(Records excerpted from a collection)
^^^^^^^^

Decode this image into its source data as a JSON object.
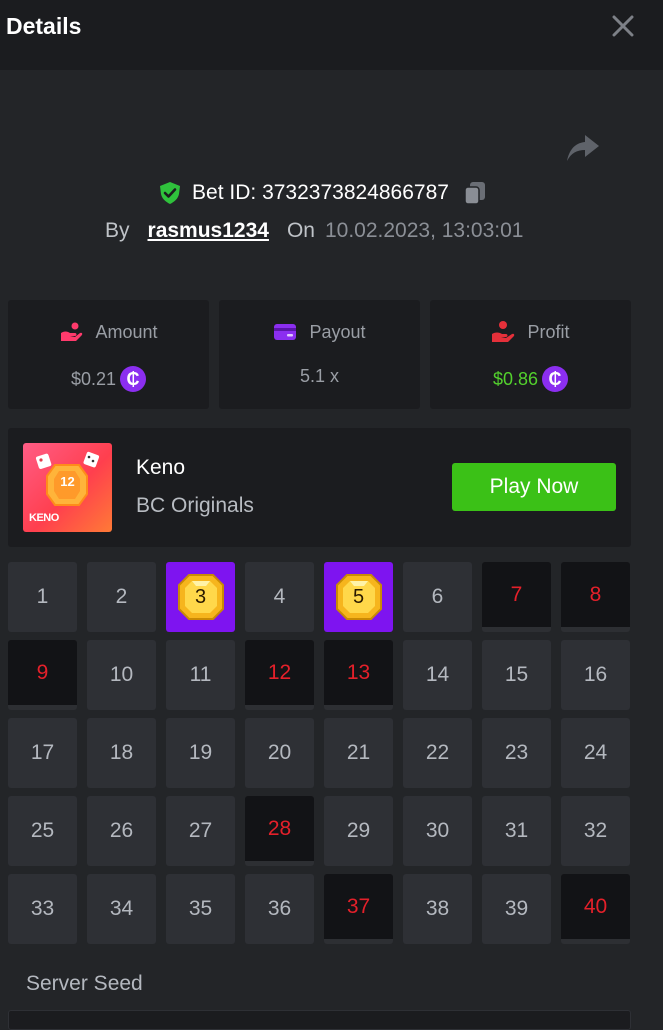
{
  "header": {
    "title": "Details"
  },
  "bet": {
    "id_text": "Bet ID: 3732373824866787",
    "by_label": "By",
    "username": "rasmus1234",
    "on_label": "On",
    "datetime": "10.02.2023, 13:03:01"
  },
  "stats": {
    "amount": {
      "label": "Amount",
      "value": "$0.21",
      "coin": "₵"
    },
    "payout": {
      "label": "Payout",
      "value": "5.1 x"
    },
    "profit": {
      "label": "Profit",
      "value": "$0.86",
      "coin": "₵"
    }
  },
  "game": {
    "thumb_label": "KENO",
    "thumb_number": "12",
    "name": "Keno",
    "provider": "BC Originals",
    "play_label": "Play Now"
  },
  "board": {
    "numbers": [
      "1",
      "2",
      "3",
      "4",
      "5",
      "6",
      "7",
      "8",
      "9",
      "10",
      "11",
      "12",
      "13",
      "14",
      "15",
      "16",
      "17",
      "18",
      "19",
      "20",
      "21",
      "22",
      "23",
      "24",
      "25",
      "26",
      "27",
      "28",
      "29",
      "30",
      "31",
      "32",
      "33",
      "34",
      "35",
      "36",
      "37",
      "38",
      "39",
      "40"
    ],
    "hits": [
      3,
      5
    ],
    "misses": [
      7,
      8,
      9,
      12,
      13,
      28,
      37,
      40
    ]
  },
  "seed": {
    "label": "Server Seed"
  },
  "colors": {
    "accent_purple": "#7e14f0",
    "play_green": "#3bc117",
    "profit_green": "#53d12d",
    "miss_red": "#e4202a"
  },
  "icons": {
    "close": "close-icon",
    "share": "share-icon",
    "verified": "shield-check-icon",
    "copy": "copy-icon",
    "amount": "hand-coins-icon",
    "payout": "card-icon",
    "profit": "hand-payout-icon"
  }
}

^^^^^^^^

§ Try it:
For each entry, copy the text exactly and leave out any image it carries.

§ Task result:
Decode this image into its source data as a JSON object.
{
  "header": {
    "title": "Details"
  },
  "bet": {
    "id_text": "Bet ID: 3732373824866787",
    "by_label": "By",
    "username": "rasmus1234",
    "on_label": "On",
    "datetime": "10.02.2023, 13:03:01"
  },
  "stats": {
    "amount": {
      "label": "Amount",
      "value": "$0.21",
      "coin": "₵"
    },
    "payout": {
      "label": "Payout",
      "value": "5.1 x"
    },
    "profit": {
      "label": "Profit",
      "value": "$0.86",
      "coin": "₵"
    }
  },
  "game": {
    "thumb_label": "KENO",
    "thumb_number": "12",
    "name": "Keno",
    "provider": "BC Originals",
    "play_label": "Play Now"
  },
  "board": {
    "numbers": [
      "1",
      "2",
      "3",
      "4",
      "5",
      "6",
      "7",
      "8",
      "9",
      "10",
      "11",
      "12",
      "13",
      "14",
      "15",
      "16",
      "17",
      "18",
      "19",
      "20",
      "21",
      "22",
      "23",
      "24",
      "25",
      "26",
      "27",
      "28",
      "29",
      "30",
      "31",
      "32",
      "33",
      "34",
      "35",
      "36",
      "37",
      "38",
      "39",
      "40"
    ],
    "hits": [
      3,
      5
    ],
    "misses": [
      7,
      8,
      9,
      12,
      13,
      28,
      37,
      40
    ]
  },
  "seed": {
    "label": "Server Seed"
  },
  "colors": {
    "accent_purple": "#7e14f0",
    "play_green": "#3bc117",
    "profit_green": "#53d12d",
    "miss_red": "#e4202a"
  },
  "icons": {
    "close": "close-icon",
    "share": "share-icon",
    "verified": "shield-check-icon",
    "copy": "copy-icon",
    "amount": "hand-coins-icon",
    "payout": "card-icon",
    "profit": "hand-payout-icon"
  }
}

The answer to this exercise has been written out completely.